FCC limits Verizon, AT&T in airwaves auction


The Federal Communications Commission voted Thursday to limit the purchasing power of industry giants AT&T and Verizon in an airwaves auction scheduled for next year.

The plan approved Thursday will “promote a healthy, competitive mobile marketplace and “make sure that consumers are more likely to benefit directly from increased competition in all parts of the country,” FCC Chairman Tom Wheeler said Thursday.

In the auction, the FCC will buy back airwaves from TV broadcasters and then resell them to wireless carriers, which are hungry for spectrum to meet the growing demand for cellphone services. The airwaves being bought and sold are considered especially valuable because they are low-frequency airwaves, which travel farther and better through walls.

Wheeler called the auction “a once in a lifetime opportunity” for broadcasters to profit from selling back their spectrum.

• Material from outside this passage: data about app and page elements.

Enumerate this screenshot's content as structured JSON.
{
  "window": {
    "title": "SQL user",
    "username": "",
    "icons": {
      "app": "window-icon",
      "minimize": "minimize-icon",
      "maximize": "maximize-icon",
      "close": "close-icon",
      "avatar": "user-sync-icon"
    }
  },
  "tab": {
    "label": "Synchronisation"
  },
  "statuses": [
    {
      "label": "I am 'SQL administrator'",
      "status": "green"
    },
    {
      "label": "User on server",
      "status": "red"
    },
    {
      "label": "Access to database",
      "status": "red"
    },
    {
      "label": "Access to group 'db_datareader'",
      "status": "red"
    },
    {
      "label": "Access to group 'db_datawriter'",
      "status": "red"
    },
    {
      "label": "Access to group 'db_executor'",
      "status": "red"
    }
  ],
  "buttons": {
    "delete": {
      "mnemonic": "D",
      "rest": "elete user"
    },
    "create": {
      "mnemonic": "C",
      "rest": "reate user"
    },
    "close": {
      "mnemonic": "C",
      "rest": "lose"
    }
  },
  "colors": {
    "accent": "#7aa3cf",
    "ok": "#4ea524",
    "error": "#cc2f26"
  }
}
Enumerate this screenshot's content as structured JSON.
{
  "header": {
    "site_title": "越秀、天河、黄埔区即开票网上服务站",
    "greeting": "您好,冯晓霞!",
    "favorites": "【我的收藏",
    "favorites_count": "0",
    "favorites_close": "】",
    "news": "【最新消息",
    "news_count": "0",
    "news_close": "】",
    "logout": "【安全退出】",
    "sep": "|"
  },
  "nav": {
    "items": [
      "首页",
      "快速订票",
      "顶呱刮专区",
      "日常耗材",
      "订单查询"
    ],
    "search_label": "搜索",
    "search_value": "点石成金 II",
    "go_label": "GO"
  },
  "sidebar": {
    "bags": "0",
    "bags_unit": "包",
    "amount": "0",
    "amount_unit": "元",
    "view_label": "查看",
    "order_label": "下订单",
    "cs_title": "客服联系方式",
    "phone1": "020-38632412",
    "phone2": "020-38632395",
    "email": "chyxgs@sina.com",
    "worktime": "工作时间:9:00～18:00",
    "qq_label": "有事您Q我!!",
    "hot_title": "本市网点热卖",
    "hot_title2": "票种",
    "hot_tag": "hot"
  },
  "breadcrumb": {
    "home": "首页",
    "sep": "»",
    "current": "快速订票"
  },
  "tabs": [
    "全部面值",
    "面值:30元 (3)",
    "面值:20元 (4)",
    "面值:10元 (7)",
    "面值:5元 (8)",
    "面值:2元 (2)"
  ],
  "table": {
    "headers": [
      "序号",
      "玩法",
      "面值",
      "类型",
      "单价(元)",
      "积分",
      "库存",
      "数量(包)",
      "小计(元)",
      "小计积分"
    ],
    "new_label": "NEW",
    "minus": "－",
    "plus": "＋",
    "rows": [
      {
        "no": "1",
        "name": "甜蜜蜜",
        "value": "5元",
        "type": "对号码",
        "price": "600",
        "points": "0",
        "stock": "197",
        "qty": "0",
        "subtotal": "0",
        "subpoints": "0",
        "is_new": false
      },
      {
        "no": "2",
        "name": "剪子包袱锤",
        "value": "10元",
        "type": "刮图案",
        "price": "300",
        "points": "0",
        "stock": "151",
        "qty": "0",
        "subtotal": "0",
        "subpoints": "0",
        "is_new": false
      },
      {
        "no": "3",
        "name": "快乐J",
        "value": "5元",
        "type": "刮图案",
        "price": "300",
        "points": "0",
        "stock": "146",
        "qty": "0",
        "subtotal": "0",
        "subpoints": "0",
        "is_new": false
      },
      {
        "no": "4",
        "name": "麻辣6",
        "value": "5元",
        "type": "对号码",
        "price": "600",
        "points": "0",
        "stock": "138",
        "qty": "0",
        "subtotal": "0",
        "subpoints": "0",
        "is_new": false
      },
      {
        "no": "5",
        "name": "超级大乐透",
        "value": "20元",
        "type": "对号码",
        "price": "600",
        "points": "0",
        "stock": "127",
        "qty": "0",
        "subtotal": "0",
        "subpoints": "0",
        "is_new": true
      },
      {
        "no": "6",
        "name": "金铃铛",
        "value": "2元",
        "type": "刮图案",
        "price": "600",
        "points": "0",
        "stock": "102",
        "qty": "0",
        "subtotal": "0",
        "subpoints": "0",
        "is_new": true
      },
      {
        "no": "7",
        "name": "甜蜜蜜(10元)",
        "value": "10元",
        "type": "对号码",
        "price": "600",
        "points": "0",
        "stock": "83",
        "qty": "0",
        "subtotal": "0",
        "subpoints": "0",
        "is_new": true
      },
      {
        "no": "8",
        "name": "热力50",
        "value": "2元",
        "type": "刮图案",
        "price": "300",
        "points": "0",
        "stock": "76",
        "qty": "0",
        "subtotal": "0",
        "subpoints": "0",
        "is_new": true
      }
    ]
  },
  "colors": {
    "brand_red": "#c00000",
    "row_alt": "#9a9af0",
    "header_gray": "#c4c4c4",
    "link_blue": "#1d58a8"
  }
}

While some have applauded Wheeler’s move to limit AT&T and Verizon’s spectrum purchases, critics — including Republicans and some Democrats on Capitol Hill — have warned the rules could keep the auction from reaching its Congressionally set revenue goals.

The chairman had initially announced a plan that would have limited AT&T and Verizon even more.

Under the original plan, AT&T and Verizon would only have been allowed to bid on 30 MHz of spectrum if broadcasters were willing to sell 60 MHz or more. As spectrum is usually sold in 10 MHz blocks, AT&T and Verizon would have had to inequitably split the airwaves available to them in each market.

But the revised plan approved Thursday allows AT&T and Verizon to bid on at least 40 MHz regardless of how much spectrum broadcasters are willing to sell back.

The new plan was crafted with Commissioner Jessica Rosenworcel, who had raised concerns about meeting the revenue goals for the auction. Under a 2012 law, revenue from the sale will go toward funding a $7 billion nationwide network for first responders and toward deficit reduction.

Rosenworcel applauded the changes and thanked Wheeler for working with her to make more spectrum available to AT&T and Verizon.

In addition to promoting competition in the wireless marketplace, “our approach also ensures that we meet our special responsibilities to our nation’s first responders,” she said.

Wheeler said that, after the recent revisions, he is “confident that the wireless industry … will rally around the rules package and make clear that they want to participate aggressively in this auction.”

Earlier this year, AT&T told the agency it would consider boycotting the auction if the FCC went forward with Wheeler’s original plans to limit the company.

Wheeler noted recent filings from AT&T that said the company was looking to bid on 20-40 MHz blocks of spectrum under the lessened limits, which would bring the agency billions, allowing it to “blow past” concerns about low revenue.

“We’re seeing indications that there is going to be sufficient demand at sufficient prices,” he said.

While Democratic Commissioner Mignon Clyburn concurred — giving Wheeler the three Democratic votes he needed to get the auction item passed — she said she preferred the earlier version, where AT&T and Verizon would have had to compete over smaller amounts of airwaves.

“We are encouraging the top two carriers in every locally market to each acquire their coveted 20 MHz of spectrum without having to aggressively compete against each other,” she said.

The agency’s two Republicans — Ajit Pai and Michael O’Rielly — voted against the auction plan, saying that the limits were unfair and could undermine the auction.